Apropos of John Nolan, it was great to see Tony Pitts back on screen in the role of seriously bad copper – and I mean as in corrupt, not badly portrayed; Pitts was frighteningly convincing – John Nolan. Tony used to play Archie in Emmerdale and was last seen on that show disappearing/vapourising during the infamous plane crash episode in 1993.
As to other characters, the Ripper, Peter, was excellently played by Joseph Mawle and it was great to see Lesley Sharpe too – playing Joan Hunter – who was a very welcome and again brilliant addition to the cast list but if I have any criticism of last night’s episode, it’s only that Lesley, I felt, wasn’t ‘used’ as effectively as she could’ve been. We know how superb an actor she is but her role simply didn’t give the scope that would allow that to be adequately demonstrated.
Warren Clarke was yet again exceptional as Bill Molloy who he plays with a realism so convincing, I’d go to Defcon Brown were I to ever find myself in close proximity to him on the set of Red Riding! When describing his character, Warren said, “DCS Molloy is a very miserable, bitter, disturbed human being.
“I think greed probably is what motivates my character, which is then overtaken by certain events that happened during the period depicted. This turns him into a very bitter human being and he ends up being consumed by it all.”
And for me, one of the most disturbing scenes – of which there were many – was when Jim Prentice – played by Chris Walker – was fired upon in a dreamlike sequence by kids with cap guns through a misty, murky haze of the type that’s typical of the ‘drabness’ of the setting.
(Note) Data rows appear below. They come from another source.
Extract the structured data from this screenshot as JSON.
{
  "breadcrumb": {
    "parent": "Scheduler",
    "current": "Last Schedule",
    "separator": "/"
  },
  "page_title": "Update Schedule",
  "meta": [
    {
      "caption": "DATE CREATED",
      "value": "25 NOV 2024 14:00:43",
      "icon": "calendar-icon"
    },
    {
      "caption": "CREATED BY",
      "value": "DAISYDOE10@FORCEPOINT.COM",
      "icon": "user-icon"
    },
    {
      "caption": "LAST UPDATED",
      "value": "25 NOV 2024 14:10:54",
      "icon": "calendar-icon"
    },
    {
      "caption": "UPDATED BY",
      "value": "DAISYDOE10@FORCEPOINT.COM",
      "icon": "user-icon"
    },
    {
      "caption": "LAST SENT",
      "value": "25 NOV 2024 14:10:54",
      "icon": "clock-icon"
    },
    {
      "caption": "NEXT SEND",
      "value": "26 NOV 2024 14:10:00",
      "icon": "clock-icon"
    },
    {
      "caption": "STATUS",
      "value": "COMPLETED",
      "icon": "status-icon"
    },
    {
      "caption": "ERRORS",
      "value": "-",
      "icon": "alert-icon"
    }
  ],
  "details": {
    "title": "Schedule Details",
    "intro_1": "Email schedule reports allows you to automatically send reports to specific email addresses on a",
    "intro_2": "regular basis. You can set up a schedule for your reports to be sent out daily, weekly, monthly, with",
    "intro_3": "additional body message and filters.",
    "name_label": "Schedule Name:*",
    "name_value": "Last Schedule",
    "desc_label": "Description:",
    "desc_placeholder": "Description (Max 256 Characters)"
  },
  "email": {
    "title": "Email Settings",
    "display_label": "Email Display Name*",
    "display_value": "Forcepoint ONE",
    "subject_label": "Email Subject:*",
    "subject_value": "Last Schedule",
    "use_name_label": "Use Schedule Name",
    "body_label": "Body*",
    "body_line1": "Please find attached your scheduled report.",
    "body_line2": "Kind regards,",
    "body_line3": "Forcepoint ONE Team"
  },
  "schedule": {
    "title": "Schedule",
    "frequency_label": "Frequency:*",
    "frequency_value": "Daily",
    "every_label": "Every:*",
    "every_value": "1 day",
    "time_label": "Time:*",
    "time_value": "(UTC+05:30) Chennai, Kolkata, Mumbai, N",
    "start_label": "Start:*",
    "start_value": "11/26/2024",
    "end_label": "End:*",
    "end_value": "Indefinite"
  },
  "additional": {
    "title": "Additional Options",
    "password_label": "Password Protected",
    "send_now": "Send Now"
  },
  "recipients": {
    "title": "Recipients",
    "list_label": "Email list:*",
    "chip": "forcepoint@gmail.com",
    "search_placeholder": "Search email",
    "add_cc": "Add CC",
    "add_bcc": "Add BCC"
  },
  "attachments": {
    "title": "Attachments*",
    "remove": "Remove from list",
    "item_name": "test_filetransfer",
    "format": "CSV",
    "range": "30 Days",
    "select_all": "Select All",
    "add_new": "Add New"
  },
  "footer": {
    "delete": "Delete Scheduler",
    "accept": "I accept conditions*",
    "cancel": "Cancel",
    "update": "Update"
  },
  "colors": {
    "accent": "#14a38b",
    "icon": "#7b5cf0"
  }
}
All in all, just like last week, 1980 was an awesome show and I wish this series were not a trilogy but a long, long running series of multitudinous episodes!
In next week’s final episode, 1983, schoolgirl Hazel Atkins, a ten year old, has gone missing on her way home from school. The press draws comparisons with the disappearance of Clare Kemplay, found brutally murdered in 1974, a case which Jobson also worked on with his then boss Bill Molloy, “the Badger”
Meanwhile a young man is released from Prison – he’s called BJ. He gets a bus to
Preston – and hunts out a hidden shotgun from a lock-up garage…
Roll on next Thursday! In the meantime, here’s a clip of an overview of Red Riding which contains interviews with various cast members.